Australia's Sevens teams have received a timely boost with the announcement of $2.2 million in AIS funding.
The one-off grant will give the programs some critical certainty in a year where their program has been all but wiped out.
With the Tokyo Olympics postponed and the remainder of the Sevens World Series cancelled in the wake of the coronavirus
Australia's women's program is in a stronger position than the men, off the back of their 2016 Rio gold medal, and coach John Manenti recently confirmed the program would remain centralised and full-time in 2021.
This funding gives the men's program especially the ability to continue with much greater security.

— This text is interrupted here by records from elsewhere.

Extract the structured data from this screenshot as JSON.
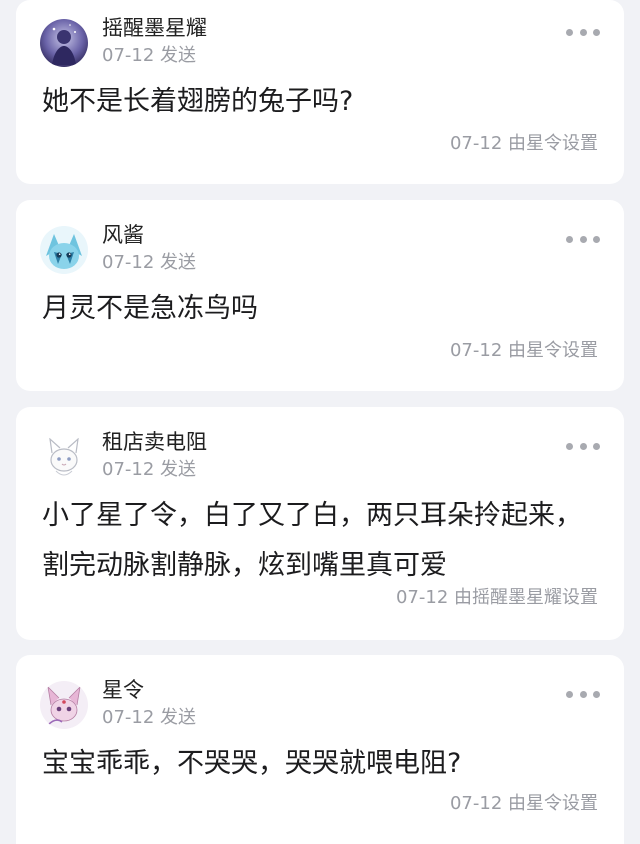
{
  "comments": [
    {
      "author": "摇醒墨星耀",
      "meta": "07-12 发送",
      "text": "她不是长着翅膀的兔子吗?",
      "footer": "07-12 由星令设置",
      "avatar_icon": "avatar-purple-silhouette-icon"
    },
    {
      "author": "风酱",
      "meta": "07-12 发送",
      "text": "月灵不是急冻鸟吗",
      "footer": "07-12 由星令设置",
      "avatar_icon": "avatar-ice-creature-icon"
    },
    {
      "author": "租店卖电阻",
      "meta": "07-12 发送",
      "text": "小了星了令，白了又了白，两只耳朵拎起来，割完动脉割静脉，炫到嘴里真可爱",
      "footer": "07-12 由摇醒墨星耀设置",
      "avatar_icon": "avatar-sketch-creature-icon"
    },
    {
      "author": "星令",
      "meta": "07-12 发送",
      "text": "宝宝乖乖，不哭哭，哭哭就喂电阻?",
      "footer": "07-12 由星令设置",
      "avatar_icon": "avatar-pink-creature-icon"
    }
  ],
  "colors": {
    "background": "#f1f2f6",
    "card": "#ffffff",
    "muted_text": "#9a9ca3"
  }
}
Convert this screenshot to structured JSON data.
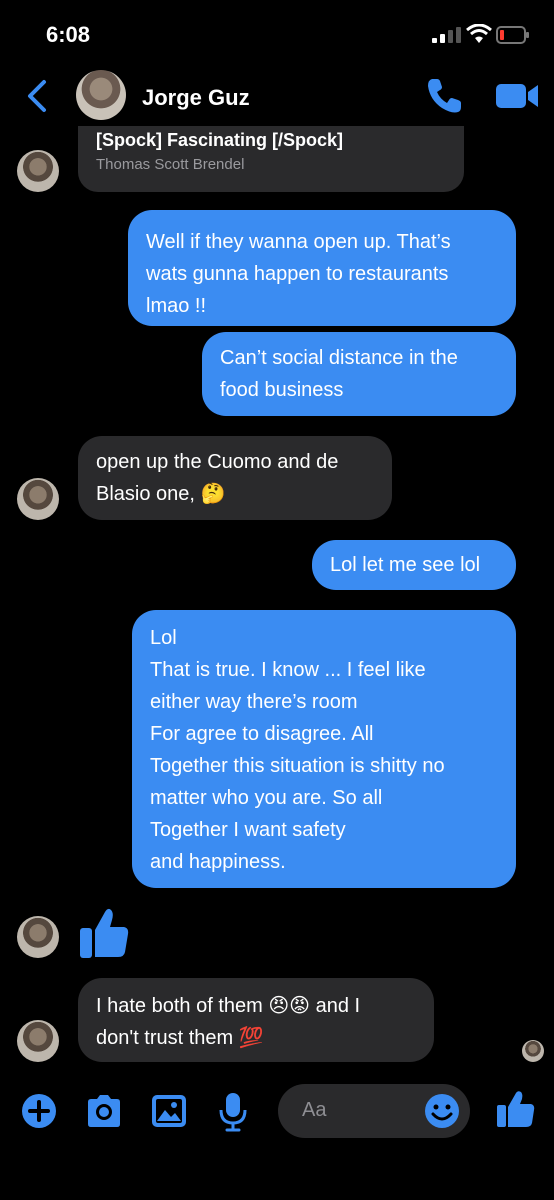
{
  "status_bar": {
    "time": "6:08"
  },
  "header": {
    "contact_name": "Jorge Guz"
  },
  "messages": [
    {
      "quote_title": "[Spock] Fascinating [/Spock]",
      "quote_author": "Thomas Scott Brendel"
    },
    {
      "lines": [
        "Well if they wanna open up. That’s",
        "wats gunna happen to restaurants",
        "lmao !!"
      ]
    },
    {
      "lines": [
        "Can’t social distance in the",
        "food business"
      ]
    },
    {
      "lines": [
        "open up the Cuomo and de",
        "Blasio one, 🤔"
      ]
    },
    {
      "lines": [
        "Lol let me see lol"
      ]
    },
    {
      "lines": [
        "Lol",
        "That is true. I know ... I feel like",
        "either way there’s room",
        "For agree to disagree. All",
        "Together this situation is shitty no",
        "matter who you are. So all",
        "Together I want safety",
        "and happiness."
      ]
    },
    {
      "lines": [
        "I hate both of them 😠😡 and I",
        "don't trust them 💯"
      ]
    }
  ],
  "composer": {
    "placeholder": "Aa"
  },
  "colors": {
    "accent": "#3b8cf2",
    "incoming_bubble": "#2a2a2c",
    "background": "#000000"
  },
  "icons": [
    "back-chevron-icon",
    "phone-icon",
    "video-camera-icon",
    "plus-icon",
    "camera-icon",
    "image-icon",
    "microphone-icon",
    "emoji-icon",
    "thumbs-up-icon"
  ]
}
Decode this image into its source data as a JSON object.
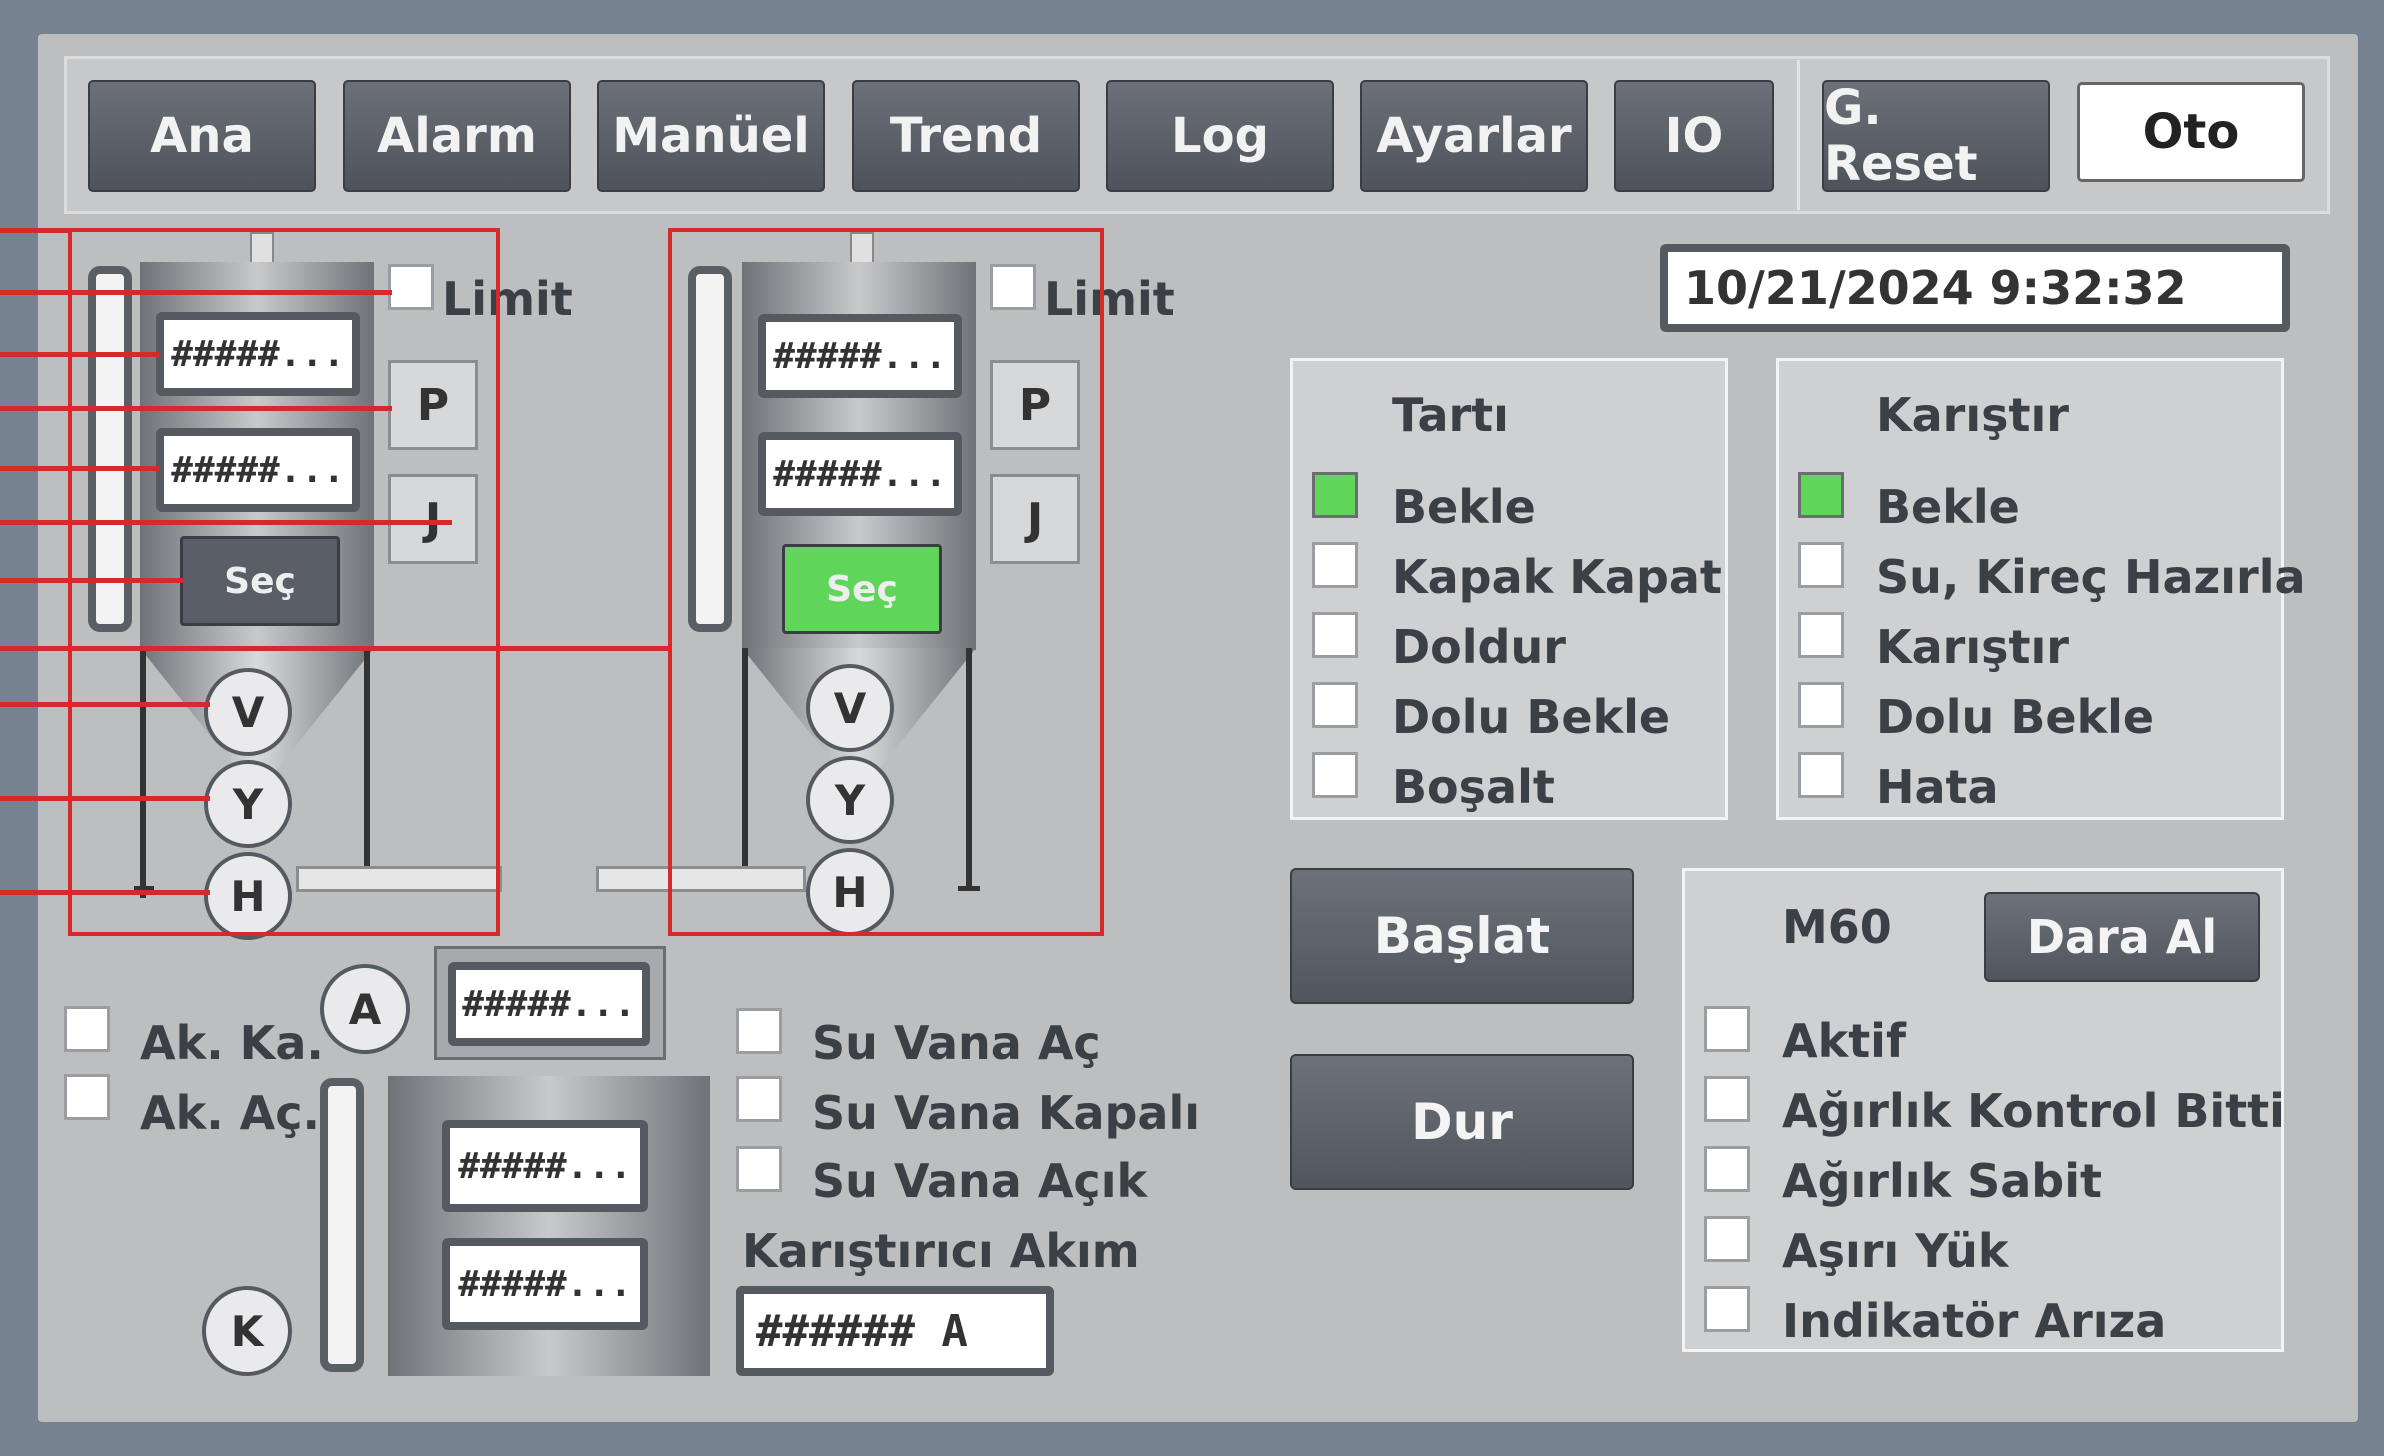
{
  "toolbar": {
    "buttons": [
      "Ana",
      "Alarm",
      "Manüel",
      "Trend",
      "Log",
      "Ayarlar",
      "IO",
      "G. Reset"
    ],
    "mode_label": "Oto"
  },
  "datetime": "10/21/2024 9:32:32",
  "silo1": {
    "limit_label": "Limit",
    "field1": "#####...",
    "field2": "#####...",
    "p_label": "P",
    "j_label": "J",
    "sec_label": "Seç",
    "sec_active": false,
    "valves": [
      "V",
      "Y",
      "H"
    ]
  },
  "silo2": {
    "limit_label": "Limit",
    "field1": "#####...",
    "field2": "#####...",
    "p_label": "P",
    "j_label": "J",
    "sec_label": "Seç",
    "sec_active": true,
    "valves": [
      "V",
      "Y",
      "H"
    ]
  },
  "hopper": {
    "ak_ka_label": "Ak. Ka.",
    "ak_ac_label": "Ak. Aç.",
    "a_label": "A",
    "a_field": "#####...",
    "field1": "#####...",
    "field2": "#####...",
    "k_label": "K"
  },
  "water": {
    "items": [
      "Su Vana Aç",
      "Su Vana Kapalı",
      "Su Vana Açık"
    ],
    "current_label": "Karıştırıcı Akım",
    "current_value": "###### A"
  },
  "tarti": {
    "title": "Tartı",
    "states": [
      {
        "label": "Bekle",
        "active": true
      },
      {
        "label": "Kapak Kapat",
        "active": false
      },
      {
        "label": "Doldur",
        "active": false
      },
      {
        "label": "Dolu Bekle",
        "active": false
      },
      {
        "label": "Boşalt",
        "active": false
      }
    ]
  },
  "karistir": {
    "title": "Karıştır",
    "states": [
      {
        "label": "Bekle",
        "active": true
      },
      {
        "label": "Su, Kireç Hazırla",
        "active": false
      },
      {
        "label": "Karıştır",
        "active": false
      },
      {
        "label": "Dolu Bekle",
        "active": false
      },
      {
        "label": "Hata",
        "active": false
      }
    ]
  },
  "controls": {
    "start_label": "Başlat",
    "stop_label": "Dur"
  },
  "m60": {
    "title": "M60",
    "tare_label": "Dara Al",
    "items": [
      "Aktif",
      "Ağırlık Kontrol Bitti",
      "Ağırlık Sabit",
      "Aşırı Yük",
      "Indikatör Arıza"
    ]
  },
  "colors": {
    "active_green": "#5fd65a",
    "annotation_red": "#d62a2a",
    "button_gray": "#5a5e66"
  }
}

Most of Australia's players were under a cloud with their contracts expiring on August 30 and a recent revised player pay deal only applying to Super Rugby AU players, with still no World Series events being played.
A number of players have departed both squads, while Ben O'Donnell recently inked a deal with Ireland's Connacht.
Rugby AU CEO Rob Clarke said the funding was an endorsement of the teams' Olympic prospects.
"On behalf of Rugby Australia and both of our Sevens teams, we thank the Australian Institute of Sport for their increased support for our programs," he said.
“This increase is a tick of approval for our teams and the progress they had made before the World Series was suspended with our Australian Women’s Sevens pressing for another title and our Men’s team were finishing the season with a wet sail as they sat in fourth position with four rounds to go.
“This extra funding will allow for more security and greater planning ahead the Tokyo Olympic Games and as we move forward in a new Sevens landscape."
Australian Sports Commission chair John Wylie said Sevens was an important area to fund going into the Tokyo games.
“While all our sport partners continue to weather the challenges of COVID-19, we are really pleased at the AIS to be able to provide these additional measures to support Rugby Australia’s Sevens programs as they head towards Tokyo.
“Thousands of Australians and in particular, girls, were inspired by the feats of our gold medallists in Rio, and we’d love to see the women’s team defend that gold, and get the men onto the podium as well."
The Tokyo Olympics were scheduled to be starting next week but have been pushed back a year to begin on July 23.
Both Australia's men and women are considered strong medal chances, with the women sitting in second and the men in fourth on the World Series ladder after the most recent events.